Basset Hound training and exercise needs
The Basset Hound can also be stubborn in training, especially if there is an interesting smell they want to follow or if the training sessions seem long or boring.
These dogs are smart enough to work consistently apart from their people, which also means stubbornness can creep in from time to time. Here again, using short sessions with positive reinforcement will give you the best results.
Basset Hounds, like Frenchies, will be perfectly happy with short walks and some indoor playtime each day. They can live happily in small spaces as long as there is a comfy couch to nap on.
French Bulldog Basset Hound training and exercise needs
It is easy to see why the French Basset is becoming a more popular hybrid dog breed today. These dogs are mostly laid-back, easygoing, loving, and low-energy.
They live well in small spaces and do not require a lot of exercises to be happy. And they generally get along well with all family members and are welcoming to visitors.
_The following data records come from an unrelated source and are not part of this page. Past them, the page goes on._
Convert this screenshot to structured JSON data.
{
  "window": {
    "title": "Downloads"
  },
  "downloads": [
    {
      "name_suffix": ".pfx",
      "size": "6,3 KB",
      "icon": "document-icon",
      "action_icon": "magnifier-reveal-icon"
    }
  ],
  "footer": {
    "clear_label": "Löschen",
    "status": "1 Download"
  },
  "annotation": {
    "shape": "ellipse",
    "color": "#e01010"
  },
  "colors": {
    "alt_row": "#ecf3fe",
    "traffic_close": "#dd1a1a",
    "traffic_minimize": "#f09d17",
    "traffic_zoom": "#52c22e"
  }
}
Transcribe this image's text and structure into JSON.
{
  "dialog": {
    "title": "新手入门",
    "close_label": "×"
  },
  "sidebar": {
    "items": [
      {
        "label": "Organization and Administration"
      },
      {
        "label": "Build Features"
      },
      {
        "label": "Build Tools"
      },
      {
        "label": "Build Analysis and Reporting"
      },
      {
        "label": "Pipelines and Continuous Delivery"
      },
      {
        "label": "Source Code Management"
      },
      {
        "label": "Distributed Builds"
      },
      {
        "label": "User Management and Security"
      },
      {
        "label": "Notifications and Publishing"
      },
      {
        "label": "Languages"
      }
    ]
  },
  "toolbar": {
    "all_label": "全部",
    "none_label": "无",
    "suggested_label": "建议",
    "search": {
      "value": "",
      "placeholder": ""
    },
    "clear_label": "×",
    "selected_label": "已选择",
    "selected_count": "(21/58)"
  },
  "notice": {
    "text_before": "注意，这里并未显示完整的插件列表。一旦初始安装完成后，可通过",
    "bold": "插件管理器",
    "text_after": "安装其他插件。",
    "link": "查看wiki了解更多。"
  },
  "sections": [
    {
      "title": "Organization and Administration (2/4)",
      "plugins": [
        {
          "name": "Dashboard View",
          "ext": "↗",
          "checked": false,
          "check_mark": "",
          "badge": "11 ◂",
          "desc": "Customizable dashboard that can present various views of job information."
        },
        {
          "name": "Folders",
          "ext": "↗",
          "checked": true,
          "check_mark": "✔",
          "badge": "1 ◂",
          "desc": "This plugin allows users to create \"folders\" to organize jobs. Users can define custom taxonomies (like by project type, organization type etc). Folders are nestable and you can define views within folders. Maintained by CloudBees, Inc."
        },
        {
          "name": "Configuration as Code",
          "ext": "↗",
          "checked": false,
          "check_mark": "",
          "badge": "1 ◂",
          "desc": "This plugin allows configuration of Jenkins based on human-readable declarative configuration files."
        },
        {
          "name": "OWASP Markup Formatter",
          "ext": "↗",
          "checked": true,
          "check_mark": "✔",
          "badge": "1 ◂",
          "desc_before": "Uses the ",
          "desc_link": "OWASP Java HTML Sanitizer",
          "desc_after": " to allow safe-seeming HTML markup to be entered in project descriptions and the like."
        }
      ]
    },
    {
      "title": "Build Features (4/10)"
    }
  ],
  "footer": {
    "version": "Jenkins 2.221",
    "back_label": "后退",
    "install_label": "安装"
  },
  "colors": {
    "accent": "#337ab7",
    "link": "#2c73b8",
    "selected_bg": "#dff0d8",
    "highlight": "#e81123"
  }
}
Even if you encounter some stubbornness during training, by breaking up the training sessions and keeping instruction positive and reward-based, it is not likely you will run into any big training problems with a French Basset.
French Bulldog Basset Hound Mix: Shedding, Grooming and Coat Care
In the coat care department, both the Basset Hound and the French Bulldog are nearly the same. Both have short, neat, flat coats that don’t need professional grooming or maintenance.
Both will shed year-round and seasonally. And both dogs will need regular brushing to keep their short, neat, flat coats shiny and healthy.
During the seasonal shedding periods, you may find it handy to brush your dog daily and keep a dustpan and broom, de-linting brush and vacuum cleaner handy.
French Bulldog Basset Hound Mix: Longevity and Health
It is always wise to learn as much as you can about the health background of any dog breed you consider making a lifetime commitment to.
French Bulldog longevity and health
In most cases, the French Bulldog can live 10 to 14 years.
The Canine Health Information Center (CHIC) database lists these major known inherited health issues in French Bulldogs:
- Hip Dysplasia.
- Patellar luxation.
- Juvenile cataracts.
- Other eye issues.
- Autoimmune thyroiditis.
- Cardiac conditions.
Basset Hound longevity and health
Generally speaking, the Basset Hound can live 12 to 13 years.
The Canine Health Information Center (CHIC) database lists two major knowns inherited health issues in Basset Hounds:
- Eye issues, including gonioscopy.
French Bulldog Basset Hound longevity and health
Any reputable breeder should be willing to show proof that all required and recommended CHIC pre-breeding health tests have been done.
French Bulldog Basset Hound Mix: Is This the Right Dog for You?
Now that you have learned about the French Basset, do you think this might be the right dog for you?